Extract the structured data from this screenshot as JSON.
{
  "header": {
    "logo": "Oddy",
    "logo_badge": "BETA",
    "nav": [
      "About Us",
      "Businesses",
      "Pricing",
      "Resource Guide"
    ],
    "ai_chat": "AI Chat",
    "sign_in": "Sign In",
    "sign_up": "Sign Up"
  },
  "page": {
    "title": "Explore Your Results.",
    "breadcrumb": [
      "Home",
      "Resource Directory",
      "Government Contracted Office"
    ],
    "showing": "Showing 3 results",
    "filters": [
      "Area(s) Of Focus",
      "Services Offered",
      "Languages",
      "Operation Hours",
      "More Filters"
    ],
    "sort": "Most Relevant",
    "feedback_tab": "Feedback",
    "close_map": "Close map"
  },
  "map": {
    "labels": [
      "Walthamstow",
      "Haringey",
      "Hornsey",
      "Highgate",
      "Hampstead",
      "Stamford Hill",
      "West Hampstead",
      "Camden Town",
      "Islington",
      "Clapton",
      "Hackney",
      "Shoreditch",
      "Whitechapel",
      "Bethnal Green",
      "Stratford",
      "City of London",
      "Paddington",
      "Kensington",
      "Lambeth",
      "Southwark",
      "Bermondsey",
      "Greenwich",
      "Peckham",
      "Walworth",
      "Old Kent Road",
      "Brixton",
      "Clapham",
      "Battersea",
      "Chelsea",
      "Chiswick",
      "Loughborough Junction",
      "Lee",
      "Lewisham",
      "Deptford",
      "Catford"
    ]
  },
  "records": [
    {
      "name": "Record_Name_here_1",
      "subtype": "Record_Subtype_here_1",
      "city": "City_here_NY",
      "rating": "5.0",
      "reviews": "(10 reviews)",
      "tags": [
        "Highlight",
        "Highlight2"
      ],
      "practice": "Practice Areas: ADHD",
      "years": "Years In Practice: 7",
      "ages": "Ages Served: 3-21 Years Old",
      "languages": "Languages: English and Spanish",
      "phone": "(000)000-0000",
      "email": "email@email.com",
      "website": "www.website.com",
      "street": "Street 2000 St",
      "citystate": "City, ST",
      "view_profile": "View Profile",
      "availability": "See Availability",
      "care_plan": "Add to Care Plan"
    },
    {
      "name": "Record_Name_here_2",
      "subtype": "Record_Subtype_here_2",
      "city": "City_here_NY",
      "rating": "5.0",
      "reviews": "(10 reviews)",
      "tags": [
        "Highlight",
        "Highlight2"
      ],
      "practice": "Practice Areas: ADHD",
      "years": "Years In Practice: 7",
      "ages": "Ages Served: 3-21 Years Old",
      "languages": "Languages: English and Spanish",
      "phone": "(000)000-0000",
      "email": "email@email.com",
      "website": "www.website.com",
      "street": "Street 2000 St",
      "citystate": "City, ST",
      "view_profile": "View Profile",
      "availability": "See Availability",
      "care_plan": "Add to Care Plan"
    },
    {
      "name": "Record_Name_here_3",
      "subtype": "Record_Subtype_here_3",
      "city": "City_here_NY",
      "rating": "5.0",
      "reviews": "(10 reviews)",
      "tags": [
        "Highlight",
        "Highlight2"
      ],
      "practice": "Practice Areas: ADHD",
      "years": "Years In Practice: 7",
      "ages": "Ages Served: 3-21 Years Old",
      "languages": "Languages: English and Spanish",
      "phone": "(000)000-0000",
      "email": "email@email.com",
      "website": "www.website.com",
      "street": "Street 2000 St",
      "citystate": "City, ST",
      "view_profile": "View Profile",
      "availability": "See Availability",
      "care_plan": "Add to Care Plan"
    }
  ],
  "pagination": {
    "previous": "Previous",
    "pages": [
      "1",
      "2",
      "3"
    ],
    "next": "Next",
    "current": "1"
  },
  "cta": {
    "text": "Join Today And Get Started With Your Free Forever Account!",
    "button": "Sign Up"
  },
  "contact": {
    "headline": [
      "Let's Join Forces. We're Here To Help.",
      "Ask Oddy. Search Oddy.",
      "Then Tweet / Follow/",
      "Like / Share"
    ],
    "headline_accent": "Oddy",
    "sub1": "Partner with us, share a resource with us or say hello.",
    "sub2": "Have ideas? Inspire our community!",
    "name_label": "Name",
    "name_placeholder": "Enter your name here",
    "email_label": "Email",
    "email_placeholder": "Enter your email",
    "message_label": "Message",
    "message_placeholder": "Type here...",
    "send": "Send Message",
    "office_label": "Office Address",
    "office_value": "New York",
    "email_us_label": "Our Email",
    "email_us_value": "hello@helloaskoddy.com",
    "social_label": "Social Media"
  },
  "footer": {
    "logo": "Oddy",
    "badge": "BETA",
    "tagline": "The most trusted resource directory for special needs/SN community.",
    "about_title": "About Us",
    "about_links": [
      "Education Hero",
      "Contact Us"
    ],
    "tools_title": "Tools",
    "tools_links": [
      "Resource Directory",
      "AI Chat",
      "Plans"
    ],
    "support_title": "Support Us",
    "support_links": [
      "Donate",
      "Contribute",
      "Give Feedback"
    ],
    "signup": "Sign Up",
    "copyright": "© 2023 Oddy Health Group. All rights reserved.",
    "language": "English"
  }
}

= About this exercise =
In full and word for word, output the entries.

= Exercise answer =
Extract the structured data from this screenshot as JSON.
{
  "header": {
    "logo": "Oddy",
    "logo_badge": "BETA",
    "nav": [
      "About Us",
      "Businesses",
      "Pricing",
      "Resource Guide"
    ],
    "ai_chat": "AI Chat",
    "sign_in": "Sign In",
    "sign_up": "Sign Up"
  },
  "page": {
    "title": "Explore Your Results.",
    "breadcrumb": [
      "Home",
      "Resource Directory",
      "Government Contracted Office"
    ],
    "showing": "Showing 3 results",
    "filters": [
      "Area(s) Of Focus",
      "Services Offered",
      "Languages",
      "Operation Hours",
      "More Filters"
    ],
    "sort": "Most Relevant",
    "feedback_tab": "Feedback",
    "close_map": "Close map"
  },
  "map": {
    "labels": [
      "Walthamstow",
      "Haringey",
      "Hornsey",
      "Highgate",
      "Hampstead",
      "Stamford Hill",
      "West Hampstead",
      "Camden Town",
      "Islington",
      "Clapton",
      "Hackney",
      "Shoreditch",
      "Whitechapel",
      "Bethnal Green",
      "Stratford",
      "City of London",
      "Paddington",
      "Kensington",
      "Lambeth",
      "Southwark",
      "Bermondsey",
      "Greenwich",
      "Peckham",
      "Walworth",
      "Old Kent Road",
      "Brixton",
      "Clapham",
      "Battersea",
      "Chelsea",
      "Chiswick",
      "Loughborough Junction",
      "Lee",
      "Lewisham",
      "Deptford",
      "Catford"
    ]
  },
  "records": [
    {
      "name": "Record_Name_here_1",
      "subtype": "Record_Subtype_here_1",
      "city": "City_here_NY",
      "rating": "5.0",
      "reviews": "(10 reviews)",
      "tags": [
        "Highlight",
        "Highlight2"
      ],
      "practice": "Practice Areas: ADHD",
      "years": "Years In Practice: 7",
      "ages": "Ages Served: 3-21 Years Old",
      "languages": "Languages: English and Spanish",
      "phone": "(000)000-0000",
      "email": "email@email.com",
      "website": "www.website.com",
      "street": "Street 2000 St",
      "citystate": "City, ST",
      "view_profile": "View Profile",
      "availability": "See Availability",
      "care_plan": "Add to Care Plan"
    },
    {
      "name": "Record_Name_here_2",
      "subtype": "Record_Subtype_here_2",
      "city": "City_here_NY",
      "rating": "5.0",
      "reviews": "(10 reviews)",
      "tags": [
        "Highlight",
        "Highlight2"
      ],
      "practice": "Practice Areas: ADHD",
      "years": "Years In Practice: 7",
      "ages": "Ages Served: 3-21 Years Old",
      "languages": "Languages: English and Spanish",
      "phone": "(000)000-0000",
      "email": "email@email.com",
      "website": "www.website.com",
      "street": "Street 2000 St",
      "citystate": "City, ST",
      "view_profile": "View Profile",
      "availability": "See Availability",
      "care_plan": "Add to Care Plan"
    },
    {
      "name": "Record_Name_here_3",
      "subtype": "Record_Subtype_here_3",
      "city": "City_here_NY",
      "rating": "5.0",
      "reviews": "(10 reviews)",
      "tags": [
        "Highlight",
        "Highlight2"
      ],
      "practice": "Practice Areas: ADHD",
      "years": "Years In Practice: 7",
      "ages": "Ages Served: 3-21 Years Old",
      "languages": "Languages: English and Spanish",
      "phone": "(000)000-0000",
      "email": "email@email.com",
      "website": "www.website.com",
      "street": "Street 2000 St",
      "citystate": "City, ST",
      "view_profile": "View Profile",
      "availability": "See Availability",
      "care_plan": "Add to Care Plan"
    }
  ],
  "pagination": {
    "previous": "Previous",
    "pages": [
      "1",
      "2",
      "3"
    ],
    "next": "Next",
    "current": "1"
  },
  "cta": {
    "text": "Join Today And Get Started With Your Free Forever Account!",
    "button": "Sign Up"
  },
  "contact": {
    "headline": [
      "Let's Join Forces. We're Here To Help.",
      "Ask Oddy. Search Oddy.",
      "Then Tweet / Follow/",
      "Like / Share"
    ],
    "headline_accent": "Oddy",
    "sub1": "Partner with us, share a resource with us or say hello.",
    "sub2": "Have ideas? Inspire our community!",
    "name_label": "Name",
    "name_placeholder": "Enter your name here",
    "email_label": "Email",
    "email_placeholder": "Enter your email",
    "message_label": "Message",
    "message_placeholder": "Type here...",
    "send": "Send Message",
    "office_label": "Office Address",
    "office_value": "New York",
    "email_us_label": "Our Email",
    "email_us_value": "hello@helloaskoddy.com",
    "social_label": "Social Media"
  },
  "footer": {
    "logo": "Oddy",
    "badge": "BETA",
    "tagline": "The most trusted resource directory for special needs/SN community.",
    "about_title": "About Us",
    "about_links": [
      "Education Hero",
      "Contact Us"
    ],
    "tools_title": "Tools",
    "tools_links": [
      "Resource Directory",
      "AI Chat",
      "Plans"
    ],
    "support_title": "Support Us",
    "support_links": [
      "Donate",
      "Contribute",
      "Give Feedback"
    ],
    "signup": "Sign Up",
    "copyright": "© 2023 Oddy Health Group. All rights reserved.",
    "language": "English"
  }
}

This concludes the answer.